  • 2000-2001: The next high interest range was during 2000-2001 period, when rates hovered around 5.5%. Returns from REITs ranged from 16% to 26%.

How did the REITs rates fare during the interim low-interest periods?

  • 1973-1974: Interest rates were comparatively lower, ranging from 6.9% to 7.4% (compared to high range of 10% to 14% the following years). REITs performed badly with annual losses in the range of -42% to -27%.
  • 1998-1999: The interest rates were in range of 4% - 5.5%, and the returns from REITs were still negative to the tune of -18% to -6%.
  • 2007-2012: As interest rates dipped progressively from 4% to less than 2%, REITs earned consistent yearly losses in the range of -45% to -5%, with only one exception of positive returns in 2009.

These observations indicate that REITs may not really have any dependency on interest rates scenarios. The returns from REIT investments may actually remain free from interest rate variations.

REIT Benefits to Investors

There are other benefits of REITs, which make them a good investment choice even during high interest periods:

  • Income Opportunity: REITs are considered yield-based securities. While they can appreciate in price, a considerable portion of REIT returns is from dividends.
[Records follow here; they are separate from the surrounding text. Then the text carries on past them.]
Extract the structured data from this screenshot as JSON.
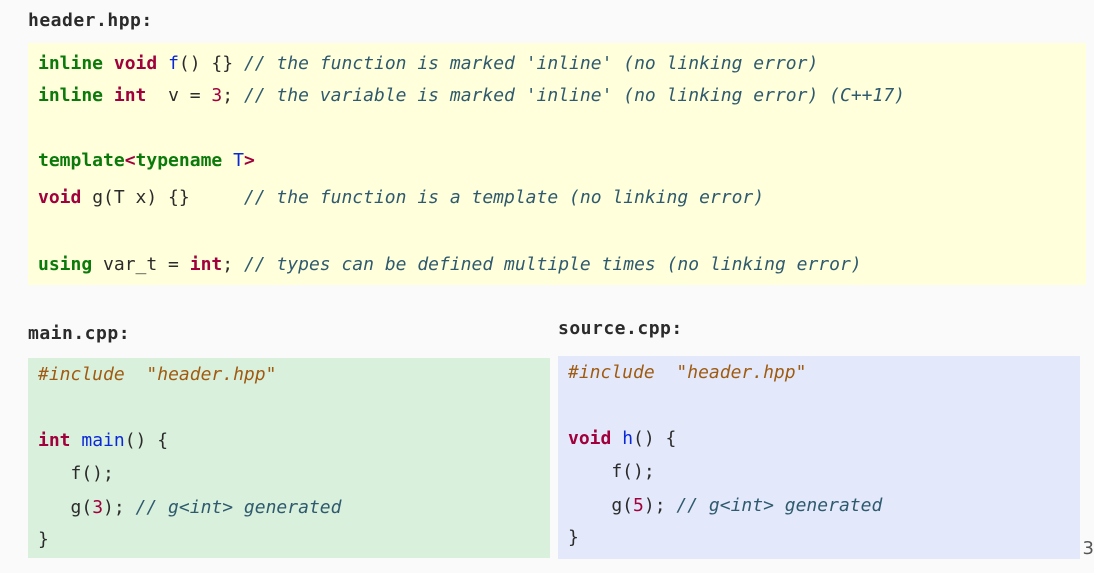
{
  "header_file": {
    "name": "header.hpp:",
    "line1": {
      "kw1": "inline",
      "ty": "void",
      "fn": "f",
      "rest": "() {} ",
      "comment": "// the function is marked 'inline' (no linking error)"
    },
    "line2": {
      "kw1": "inline",
      "ty": "int",
      "rest": "  v = ",
      "num": "3",
      "rest2": "; ",
      "comment": "// the variable is marked 'inline' (no linking error) (C++17)"
    },
    "line3": {
      "kw1": "template",
      "lt": "<",
      "kw2": "typename",
      "T": "T",
      "gt": ">"
    },
    "line4": {
      "ty": "void",
      "rest": " g(T x) {}     ",
      "comment": "// the function is a template (no linking error)"
    },
    "line5": {
      "kw1": "using",
      "rest": " var_t = ",
      "ty": "int",
      "rest2": "; ",
      "comment": "// types can be defined multiple times (no linking error)"
    }
  },
  "main_file": {
    "name": "main.cpp:",
    "include_directive": "#include",
    "include_path": "\"header.hpp\"",
    "sig_type": "int",
    "sig_fn": "main",
    "sig_rest": "() {",
    "call_f": "   f();",
    "call_g_pre": "   g(",
    "call_g_num": "3",
    "call_g_post": "); ",
    "call_g_comment": "// g<int> generated",
    "close": "}"
  },
  "source_file": {
    "name": "source.cpp:",
    "include_directive": "#include",
    "include_path": "\"header.hpp\"",
    "sig_type": "void",
    "sig_fn": "h",
    "sig_rest": "() {",
    "call_f": "    f();",
    "call_g_pre": "    g(",
    "call_g_num": "5",
    "call_g_post": "); ",
    "call_g_comment": "// g<int> generated",
    "close": "}"
  },
  "page_number": "3",
  "colors": {
    "header_bg": "#ffffdc",
    "main_bg": "#d9f0dc",
    "source_bg": "#e3e9fa",
    "keyword": "#0b7a0b",
    "type": "#a0003c",
    "function": "#0a28d8",
    "comment": "#2f5a6e",
    "preprocessor": "#a05b12"
  }
}
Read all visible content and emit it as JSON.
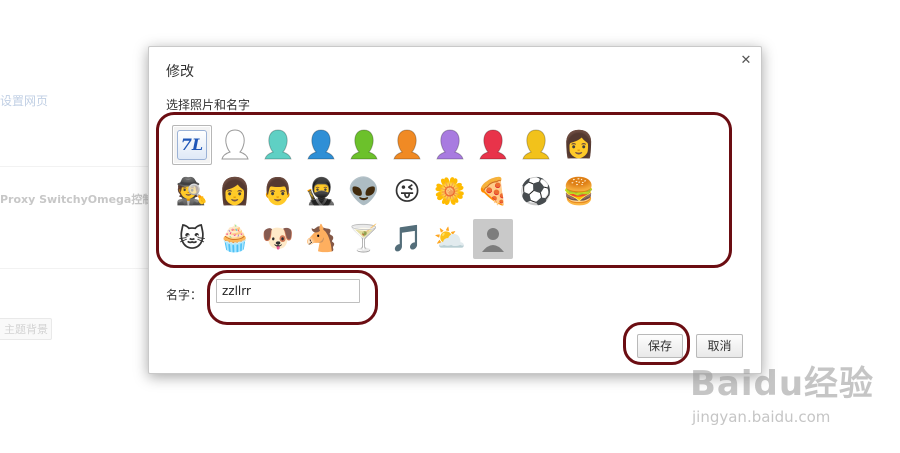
{
  "background_page": {
    "link_text": "设置网页",
    "extension_text": "Proxy SwitchyOmega控制",
    "theme_button_label": "主题背景"
  },
  "dialog": {
    "title": "修改",
    "close_icon": "close-icon",
    "section_label": "选择照片和名字",
    "avatars": [
      {
        "name": "app-default-avatar",
        "glyph": "7L",
        "selected": true
      },
      {
        "name": "white-silhouette-avatar",
        "color": "#ffffff"
      },
      {
        "name": "teal-silhouette-avatar",
        "color": "#5fd0c4"
      },
      {
        "name": "blue-silhouette-avatar",
        "color": "#2e8fd6"
      },
      {
        "name": "green-silhouette-avatar",
        "color": "#6cc12b"
      },
      {
        "name": "orange-silhouette-avatar",
        "color": "#f08a24"
      },
      {
        "name": "purple-silhouette-avatar",
        "color": "#a87be0"
      },
      {
        "name": "red-silhouette-avatar",
        "color": "#e8334a"
      },
      {
        "name": "yellow-silhouette-avatar",
        "color": "#f2c21b"
      },
      {
        "name": "businesswoman-avatar",
        "glyph": "👩"
      },
      {
        "name": "spy-avatar",
        "glyph": "🕵"
      },
      {
        "name": "sunglasses-woman-avatar",
        "glyph": "👩"
      },
      {
        "name": "businessman-avatar",
        "glyph": "👨"
      },
      {
        "name": "ninja-avatar",
        "glyph": "🥷"
      },
      {
        "name": "alien-avatar",
        "glyph": "👽"
      },
      {
        "name": "smiley-avatar",
        "glyph": "😜"
      },
      {
        "name": "flower-avatar",
        "glyph": "🌼"
      },
      {
        "name": "pizza-avatar",
        "glyph": "🍕"
      },
      {
        "name": "soccer-ball-avatar",
        "glyph": "⚽"
      },
      {
        "name": "burger-avatar",
        "glyph": "🍔"
      },
      {
        "name": "cat-avatar",
        "glyph": "🐱"
      },
      {
        "name": "cupcake-avatar",
        "glyph": "🧁"
      },
      {
        "name": "dog-avatar",
        "glyph": "🐶"
      },
      {
        "name": "horse-avatar",
        "glyph": "🐴"
      },
      {
        "name": "cocktail-avatar",
        "glyph": "🍸"
      },
      {
        "name": "music-note-avatar",
        "glyph": "🎵"
      },
      {
        "name": "sun-cloud-avatar",
        "glyph": "⛅"
      },
      {
        "name": "generic-person-avatar",
        "color": "#c9c9c9"
      }
    ],
    "name_label": "名字：",
    "name_value": "zzllrr",
    "save_label": "保存",
    "cancel_label": "取消"
  },
  "annotation_color": "#6b0d12",
  "watermark": {
    "logo": "Baidu经验",
    "url": "jingyan.baidu.com"
  }
}
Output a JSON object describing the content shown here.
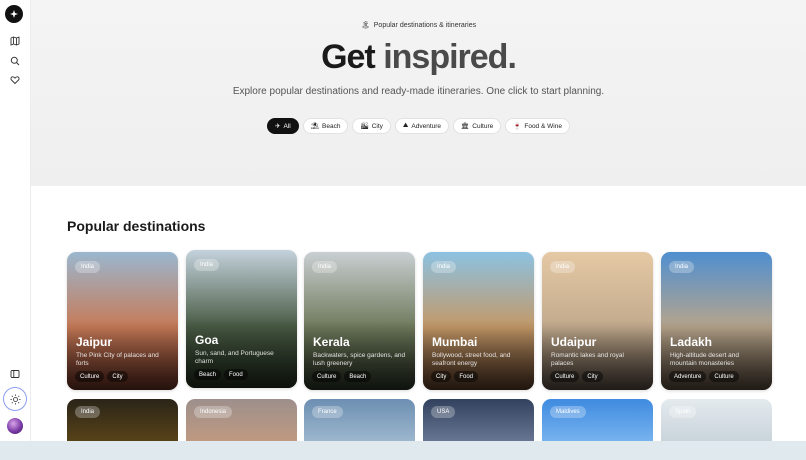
{
  "sidebar": {
    "icons": [
      "logo-icon",
      "map-icon",
      "search-icon",
      "heart-icon",
      "panel-icon",
      "sun-icon",
      "avatar"
    ]
  },
  "hero": {
    "eyebrow_icon": "🏝",
    "eyebrow": "Popular destinations & itineraries",
    "title_a": "Get ",
    "title_b": "inspired.",
    "subtitle": "Explore popular destinations and ready-made itineraries. One click to start planning."
  },
  "filters": [
    {
      "icon": "✈",
      "label": "All",
      "active": true
    },
    {
      "icon": "⛱",
      "label": "Beach"
    },
    {
      "icon": "🏙",
      "label": "City"
    },
    {
      "icon": "⛰",
      "label": "Adventure"
    },
    {
      "icon": "🏛",
      "label": "Culture"
    },
    {
      "icon": "🍷",
      "label": "Food & Wine"
    }
  ],
  "section": {
    "title": "Popular destinations"
  },
  "destinations": [
    {
      "country": "India",
      "name": "Jaipur",
      "desc": "The Pink City of palaces and forts",
      "tags": [
        "Culture",
        "City"
      ],
      "colors": [
        "#9ab7cf",
        "#c77a57",
        "#6b3325"
      ]
    },
    {
      "country": "India",
      "name": "Goa",
      "desc": "Sun, sand, and Portuguese charm",
      "tags": [
        "Beach",
        "Food"
      ],
      "colors": [
        "#c4d2dc",
        "#4a5d46",
        "#24301f"
      ]
    },
    {
      "country": "India",
      "name": "Kerala",
      "desc": "Backwaters, spice gardens, and lush greenery",
      "tags": [
        "Culture",
        "Beach"
      ],
      "colors": [
        "#c9cfd2",
        "#6f7a5c",
        "#2a3526"
      ]
    },
    {
      "country": "India",
      "name": "Mumbai",
      "desc": "Bollywood, street food, and seafront energy",
      "tags": [
        "City",
        "Food"
      ],
      "colors": [
        "#8cc2e2",
        "#c49867",
        "#5e3f2a"
      ]
    },
    {
      "country": "India",
      "name": "Udaipur",
      "desc": "Romantic lakes and royal palaces",
      "tags": [
        "Culture",
        "City"
      ],
      "colors": [
        "#e5c9a4",
        "#c2aa8d",
        "#5a4d44"
      ]
    },
    {
      "country": "India",
      "name": "Ladakh",
      "desc": "High-altitude desert and mountain monasteries",
      "tags": [
        "Adventure",
        "Culture"
      ],
      "colors": [
        "#4f8fd0",
        "#b7a58c",
        "#5c4d3e"
      ]
    }
  ],
  "more_destinations": [
    {
      "country": "India",
      "colors": [
        "#2a2418",
        "#5a4418"
      ]
    },
    {
      "country": "Indonesia",
      "colors": [
        "#9d8f8c",
        "#c19a80"
      ]
    },
    {
      "country": "France",
      "colors": [
        "#6d8fb2",
        "#9fb8cf"
      ]
    },
    {
      "country": "USA",
      "colors": [
        "#32425e",
        "#6a7895"
      ]
    },
    {
      "country": "Maldives",
      "colors": [
        "#3f8be0",
        "#79b4ef"
      ]
    },
    {
      "country": "Spain",
      "colors": [
        "#e4eaee",
        "#c8d3da"
      ]
    }
  ]
}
REITs avoid having to pay corporate tax if they distribute at least 90% of their income to their unit holders. This tax break results in a regular distribution of dividend income to REIT shareholders, and the effective net yields are often higher than the ones from bonds (or stocks), even in cases of high interest rates.
  • Global Diversification: REITs offer exposure to global markets. Since the 1990s, the U.K., Singapore, Japan, Australia, the Netherlands, South Africa and many others countries have enabled REIT listings, allowing investors to take exposure in real estate markets of foreign nations. For example, if the local real estate market in the U.S. tanks due to effects of higher interest rates, a U.S. investor with exposure to the Singapore real estate market can benefit if he holds REITs in Singapore real estate in his portfolio.
  • Sector Specific Exposure: In the event of rising interest rates, not all the sub-sectors within real estate may get hit adversely. For example, residential rents may suffer, but shopping centers in prime locations may not. Careful study of the real estate market, the impacts of interest rates on a specific sub-sector, and on specific REITs based on its underlying property holding, can make REIT investment profitable no matter the interest rate impact. (For more, see: 3 Hotel REITs that Outperformed the Market and Residential, Healthcare And Office REITs.)

The Bottom Line

After looking at correlation patterns and historical data, it appears that returns from REITs remain independent of interest rate periods. After careful study and proper selection of real-estate sub-sectors and geographic regions, investors can consider REITs a good alternative to the traditional stocks and bonds, which are highly sensitive to interest rates.